In computer science, a large number of students get help from teaching assistants (TAs). A great deal of their real education happens in these hours. While TA hours are an excellent resource, they are also rather opaque to the instructors, who do not really know what happens in them.
How do we construct a mechanism to study what happens in hours? It’s actually not obvious at all:
We could set up cameras to record all the interactions in hours. While this would provide a lot of information, it significantly changes the nature of hours. For many students, hours are private time with a TA, where they can freely speak about their discomfort and get help from a peer; they might ask personal questions; they might also complain about the instructor. One does not install cameras in confessionals.
We could ask TAs to write extensive notes (redacting private information) after the student has left. This also has various flaws:
Their memory may be faulty.
Their recollection may be biased by their own beliefs.
It would slow down processing students, who already confront overly-long lines and waits.
What do we instead want? A process that is non-intrusive, lightweight, and yet informative. We have to also give up on perfect knowledge, and focus on information that is actually useful to the instructor.
Part of the problem is that we as a community lack a systematic method to help students in the first place. If students have no structure to how they approach help-seeking, then it’s hard to find patterns and make sense of what they actually do.
However, this is exactly a problem that the How to Design Programs Design Recipe was addressed to solve. It provides a systematic way for students to structure their problem-solving and help-seeking. TAs are instructed to focus on the steps of the Design Recipe in order, not addressing later steps until students have successfully completed the earlier ones. This provides an “early warning” diagnostic, addressing root causes rather than their (far-removed) manifestations.

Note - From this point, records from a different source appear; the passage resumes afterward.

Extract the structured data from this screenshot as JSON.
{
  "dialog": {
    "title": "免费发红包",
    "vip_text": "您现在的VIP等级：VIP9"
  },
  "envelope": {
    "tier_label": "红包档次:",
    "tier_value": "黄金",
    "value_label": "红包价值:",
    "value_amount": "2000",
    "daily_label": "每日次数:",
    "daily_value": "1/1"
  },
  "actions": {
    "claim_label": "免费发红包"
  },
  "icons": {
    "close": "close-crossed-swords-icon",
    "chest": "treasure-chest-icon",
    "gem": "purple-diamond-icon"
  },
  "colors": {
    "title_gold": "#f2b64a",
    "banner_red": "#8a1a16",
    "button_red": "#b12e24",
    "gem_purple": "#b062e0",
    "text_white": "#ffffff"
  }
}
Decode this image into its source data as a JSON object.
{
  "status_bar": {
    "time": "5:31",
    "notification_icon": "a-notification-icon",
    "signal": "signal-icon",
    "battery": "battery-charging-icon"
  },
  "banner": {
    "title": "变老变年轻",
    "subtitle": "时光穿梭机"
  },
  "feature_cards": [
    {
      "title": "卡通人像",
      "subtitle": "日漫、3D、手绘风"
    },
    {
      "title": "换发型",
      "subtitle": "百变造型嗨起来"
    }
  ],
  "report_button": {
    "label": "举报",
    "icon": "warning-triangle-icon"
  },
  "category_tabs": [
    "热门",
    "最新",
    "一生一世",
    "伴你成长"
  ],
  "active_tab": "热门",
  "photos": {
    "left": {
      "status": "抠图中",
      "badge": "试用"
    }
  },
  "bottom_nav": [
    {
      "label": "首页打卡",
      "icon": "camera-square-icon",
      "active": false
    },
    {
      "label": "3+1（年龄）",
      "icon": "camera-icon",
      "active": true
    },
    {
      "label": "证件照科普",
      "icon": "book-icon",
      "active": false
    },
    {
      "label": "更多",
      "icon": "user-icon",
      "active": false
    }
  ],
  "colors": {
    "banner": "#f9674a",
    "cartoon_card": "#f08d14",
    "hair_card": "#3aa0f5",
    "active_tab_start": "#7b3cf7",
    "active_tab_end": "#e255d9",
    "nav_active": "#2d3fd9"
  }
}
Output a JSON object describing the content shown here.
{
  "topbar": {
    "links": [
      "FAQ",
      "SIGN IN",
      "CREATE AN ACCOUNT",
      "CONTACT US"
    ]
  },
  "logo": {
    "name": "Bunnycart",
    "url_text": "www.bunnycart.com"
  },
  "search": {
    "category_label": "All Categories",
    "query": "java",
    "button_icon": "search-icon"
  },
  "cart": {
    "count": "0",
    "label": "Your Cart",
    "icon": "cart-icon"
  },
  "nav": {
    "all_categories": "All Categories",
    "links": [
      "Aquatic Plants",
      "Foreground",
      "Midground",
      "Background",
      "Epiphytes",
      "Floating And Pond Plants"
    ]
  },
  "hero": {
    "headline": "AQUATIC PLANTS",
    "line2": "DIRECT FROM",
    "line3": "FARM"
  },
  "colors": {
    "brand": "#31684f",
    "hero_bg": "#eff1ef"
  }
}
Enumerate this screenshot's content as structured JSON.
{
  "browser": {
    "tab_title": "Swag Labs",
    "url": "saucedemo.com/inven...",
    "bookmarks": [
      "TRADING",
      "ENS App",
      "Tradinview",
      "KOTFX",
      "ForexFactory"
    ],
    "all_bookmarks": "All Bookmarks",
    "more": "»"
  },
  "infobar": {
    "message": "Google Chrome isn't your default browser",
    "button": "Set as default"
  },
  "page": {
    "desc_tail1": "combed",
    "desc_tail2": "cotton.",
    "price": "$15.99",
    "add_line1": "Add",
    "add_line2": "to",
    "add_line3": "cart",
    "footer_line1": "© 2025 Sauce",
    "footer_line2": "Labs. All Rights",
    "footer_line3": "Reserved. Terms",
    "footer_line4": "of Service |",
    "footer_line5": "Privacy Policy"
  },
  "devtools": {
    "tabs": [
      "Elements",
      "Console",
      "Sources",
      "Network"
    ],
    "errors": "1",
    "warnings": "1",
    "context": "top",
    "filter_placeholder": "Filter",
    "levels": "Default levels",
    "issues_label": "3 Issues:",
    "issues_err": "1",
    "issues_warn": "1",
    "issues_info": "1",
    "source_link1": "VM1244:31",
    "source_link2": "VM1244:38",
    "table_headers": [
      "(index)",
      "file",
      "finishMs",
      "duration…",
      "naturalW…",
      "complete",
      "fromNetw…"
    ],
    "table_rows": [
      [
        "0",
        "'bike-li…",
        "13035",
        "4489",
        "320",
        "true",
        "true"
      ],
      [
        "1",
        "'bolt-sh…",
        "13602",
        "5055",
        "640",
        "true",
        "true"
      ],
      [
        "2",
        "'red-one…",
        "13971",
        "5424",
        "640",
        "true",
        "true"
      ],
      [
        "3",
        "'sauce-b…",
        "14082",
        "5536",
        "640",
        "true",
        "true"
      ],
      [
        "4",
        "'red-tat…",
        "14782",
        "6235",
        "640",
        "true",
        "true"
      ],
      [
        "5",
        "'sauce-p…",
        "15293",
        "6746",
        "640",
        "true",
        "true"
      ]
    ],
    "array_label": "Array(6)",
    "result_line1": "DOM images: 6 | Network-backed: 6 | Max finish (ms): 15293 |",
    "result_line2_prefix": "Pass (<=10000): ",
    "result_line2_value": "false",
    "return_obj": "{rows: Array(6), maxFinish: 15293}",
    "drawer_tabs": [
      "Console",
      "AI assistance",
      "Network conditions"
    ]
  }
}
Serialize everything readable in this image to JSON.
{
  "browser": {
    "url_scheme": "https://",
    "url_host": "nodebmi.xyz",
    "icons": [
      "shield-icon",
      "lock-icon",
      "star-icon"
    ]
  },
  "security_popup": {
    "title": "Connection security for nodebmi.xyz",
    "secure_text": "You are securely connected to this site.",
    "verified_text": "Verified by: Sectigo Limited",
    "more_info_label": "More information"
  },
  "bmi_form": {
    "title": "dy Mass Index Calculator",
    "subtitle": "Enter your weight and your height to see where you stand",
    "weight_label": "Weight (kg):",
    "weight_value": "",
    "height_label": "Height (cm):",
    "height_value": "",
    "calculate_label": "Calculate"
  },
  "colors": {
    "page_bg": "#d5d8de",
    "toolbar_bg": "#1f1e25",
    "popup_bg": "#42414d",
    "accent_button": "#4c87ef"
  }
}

Therefore, we decided to use the Design Recipe steps as a lens for obtaining insight into TA hours. We argue that this provides a preliminary tool that addresses our needs: it is lightweight, non-intrusive, and yet useful to the instructor. Read the paper to learn more!